BLB v BLC & TMM Division Maritima
On its face, the level of scrutiny to which the court in AKM v AKN subjected the tribunal’s award is surprising. It appears at odds with the Singapore courts’ reputation for minimal curial intervention and statements made by the courts in the recent decisions TMM Division Maritima and BLB v BLC. In those decisions the court emphasised that its powers to set aside awards “must and should only be exercised charily” (TMM Division Maritima), warned against “over-jealous scrutiny” of arbitral awards (noting the inevitable tactical delaying tactics this could encourage), stressed that “an award should be read generously” (in line with previously settled case law) and that the courts should not “approach an award with a meticulous legal eye endeavouring to pick holes, inconsistences and faults in awards.”
These statements can give the impression that the courts may be too “hands off” in their supervision of arbitration. However, in TMM Division Maritima and BLB v BLC the court concluded that the applicants’ real issue was with the tribunals’ findings of fact and law, which, the court stressed are final and binding on the parties and cannot not give rise to a right to set aside an award. The court further stressed that losing parties must be prevented from having a “second bite at the cherry” by re-characterising and re-pleading the merits of their cases before the courts. In contrast, the issues on which the court allowed the application to set aside the arbitration award in AKM related to the tribunal’s conduct of proceedings.
Taken together, these decisions demonstrate the courts’ continuing efforts to preserve the balance between upholding the finality of the arbitration process and safeguarding its integrity. The rigorous approach taken by the court in AKM v AKN sends a clear message to arbitrators that they must actively engage with parties’ submissions and expressly deal with them, and all relevant evidence, in their awards (and not just in their internal deliberations). This requirement for considered and detailed awards will ensure that cases are properly decided and will be welcomed by arbitration users given the lack of a right of appeal in Singapore seated arbitrations, especially losing parties who are entitled to know why their submissions and evidence were not accepted by their tribunals.
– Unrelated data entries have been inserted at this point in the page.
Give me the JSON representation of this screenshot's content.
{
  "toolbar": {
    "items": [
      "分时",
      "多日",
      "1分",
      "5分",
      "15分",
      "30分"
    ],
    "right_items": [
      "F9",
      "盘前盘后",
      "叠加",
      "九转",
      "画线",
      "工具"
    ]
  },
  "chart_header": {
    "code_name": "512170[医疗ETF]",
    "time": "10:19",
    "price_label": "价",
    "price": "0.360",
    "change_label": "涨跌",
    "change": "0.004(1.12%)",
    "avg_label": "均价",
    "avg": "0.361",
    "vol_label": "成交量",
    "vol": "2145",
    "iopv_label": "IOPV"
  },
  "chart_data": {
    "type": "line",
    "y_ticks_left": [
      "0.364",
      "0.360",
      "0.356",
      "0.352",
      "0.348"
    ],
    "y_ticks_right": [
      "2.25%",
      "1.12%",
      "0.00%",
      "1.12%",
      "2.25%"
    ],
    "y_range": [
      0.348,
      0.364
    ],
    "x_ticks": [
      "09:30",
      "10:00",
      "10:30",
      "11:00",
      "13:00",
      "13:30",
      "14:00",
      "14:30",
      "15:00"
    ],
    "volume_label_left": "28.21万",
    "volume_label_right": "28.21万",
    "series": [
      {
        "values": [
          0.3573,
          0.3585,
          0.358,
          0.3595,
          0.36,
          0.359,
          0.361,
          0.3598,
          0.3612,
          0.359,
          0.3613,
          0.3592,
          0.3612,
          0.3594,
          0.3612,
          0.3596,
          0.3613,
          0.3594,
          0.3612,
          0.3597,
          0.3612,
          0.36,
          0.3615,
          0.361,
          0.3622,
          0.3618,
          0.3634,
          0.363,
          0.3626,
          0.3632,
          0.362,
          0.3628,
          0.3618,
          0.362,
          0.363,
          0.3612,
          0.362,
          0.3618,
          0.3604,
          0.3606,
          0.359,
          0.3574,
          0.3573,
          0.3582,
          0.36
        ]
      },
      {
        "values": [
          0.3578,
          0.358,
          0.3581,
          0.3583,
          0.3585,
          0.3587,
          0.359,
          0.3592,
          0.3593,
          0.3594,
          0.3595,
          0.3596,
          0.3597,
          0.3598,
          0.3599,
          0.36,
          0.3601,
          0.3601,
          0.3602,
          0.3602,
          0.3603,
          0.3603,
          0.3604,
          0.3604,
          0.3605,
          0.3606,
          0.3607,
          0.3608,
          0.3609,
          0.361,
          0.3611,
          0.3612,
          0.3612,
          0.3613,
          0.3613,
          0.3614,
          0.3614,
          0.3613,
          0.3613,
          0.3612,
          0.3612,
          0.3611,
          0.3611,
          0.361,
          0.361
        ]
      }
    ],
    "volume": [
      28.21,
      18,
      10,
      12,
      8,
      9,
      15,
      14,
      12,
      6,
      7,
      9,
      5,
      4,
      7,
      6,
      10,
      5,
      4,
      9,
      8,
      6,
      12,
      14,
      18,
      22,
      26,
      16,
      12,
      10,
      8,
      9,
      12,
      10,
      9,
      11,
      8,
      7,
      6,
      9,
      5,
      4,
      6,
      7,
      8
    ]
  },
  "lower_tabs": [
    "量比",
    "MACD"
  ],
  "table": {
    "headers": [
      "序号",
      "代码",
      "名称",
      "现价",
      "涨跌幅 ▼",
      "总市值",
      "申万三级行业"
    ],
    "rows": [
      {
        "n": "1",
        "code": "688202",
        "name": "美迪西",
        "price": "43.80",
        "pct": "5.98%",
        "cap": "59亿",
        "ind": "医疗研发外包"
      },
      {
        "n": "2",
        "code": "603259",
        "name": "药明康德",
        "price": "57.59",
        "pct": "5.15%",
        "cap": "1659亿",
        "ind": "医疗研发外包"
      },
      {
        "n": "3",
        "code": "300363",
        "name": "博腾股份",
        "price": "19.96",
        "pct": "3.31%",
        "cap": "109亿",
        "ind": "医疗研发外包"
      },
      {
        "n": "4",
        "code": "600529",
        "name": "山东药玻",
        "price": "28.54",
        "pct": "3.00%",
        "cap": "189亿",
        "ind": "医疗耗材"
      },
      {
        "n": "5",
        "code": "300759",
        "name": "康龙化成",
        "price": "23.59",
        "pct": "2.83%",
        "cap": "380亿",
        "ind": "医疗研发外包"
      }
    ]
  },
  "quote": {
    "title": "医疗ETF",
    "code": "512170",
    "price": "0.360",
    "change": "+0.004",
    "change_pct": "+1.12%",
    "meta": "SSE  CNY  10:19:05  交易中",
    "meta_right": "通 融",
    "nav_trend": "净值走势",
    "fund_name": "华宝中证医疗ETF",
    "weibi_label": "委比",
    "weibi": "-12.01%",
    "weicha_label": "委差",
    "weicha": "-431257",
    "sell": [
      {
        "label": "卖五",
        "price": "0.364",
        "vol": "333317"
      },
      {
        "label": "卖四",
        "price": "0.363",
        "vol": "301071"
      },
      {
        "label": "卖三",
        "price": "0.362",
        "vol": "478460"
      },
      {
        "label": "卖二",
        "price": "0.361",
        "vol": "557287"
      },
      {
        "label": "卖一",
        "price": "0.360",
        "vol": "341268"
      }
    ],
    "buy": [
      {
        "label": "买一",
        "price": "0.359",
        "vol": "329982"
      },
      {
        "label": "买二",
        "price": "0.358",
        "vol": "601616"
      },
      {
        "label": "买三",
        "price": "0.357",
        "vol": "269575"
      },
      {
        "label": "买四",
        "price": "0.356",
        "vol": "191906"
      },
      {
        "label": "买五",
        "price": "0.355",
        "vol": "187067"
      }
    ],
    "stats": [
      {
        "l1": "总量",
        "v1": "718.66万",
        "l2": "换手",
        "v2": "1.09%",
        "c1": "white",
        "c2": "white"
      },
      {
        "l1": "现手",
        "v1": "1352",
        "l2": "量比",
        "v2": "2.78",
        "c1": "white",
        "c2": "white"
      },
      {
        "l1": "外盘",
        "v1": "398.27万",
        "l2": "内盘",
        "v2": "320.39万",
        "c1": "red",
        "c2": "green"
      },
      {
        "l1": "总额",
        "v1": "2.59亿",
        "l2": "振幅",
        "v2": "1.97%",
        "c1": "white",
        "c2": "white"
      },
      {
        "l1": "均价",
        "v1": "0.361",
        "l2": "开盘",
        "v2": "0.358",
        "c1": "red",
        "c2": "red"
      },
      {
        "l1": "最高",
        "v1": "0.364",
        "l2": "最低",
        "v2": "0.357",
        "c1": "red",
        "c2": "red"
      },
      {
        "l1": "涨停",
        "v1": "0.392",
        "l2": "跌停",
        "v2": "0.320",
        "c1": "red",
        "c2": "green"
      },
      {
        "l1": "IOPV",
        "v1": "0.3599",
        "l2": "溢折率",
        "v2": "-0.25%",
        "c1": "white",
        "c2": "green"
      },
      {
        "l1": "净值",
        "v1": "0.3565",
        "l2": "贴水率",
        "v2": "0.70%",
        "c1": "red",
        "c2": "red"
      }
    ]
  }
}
The decision will also give practitioners confidence that the Singapore courts’ principle of minimal curial intervention, so often referred to when declining applications to set aside awards, does not come at the expense of proper supervision of the arbitration process and that the courts will intervene if an applicant can show that an arbitration has not been conducted properly.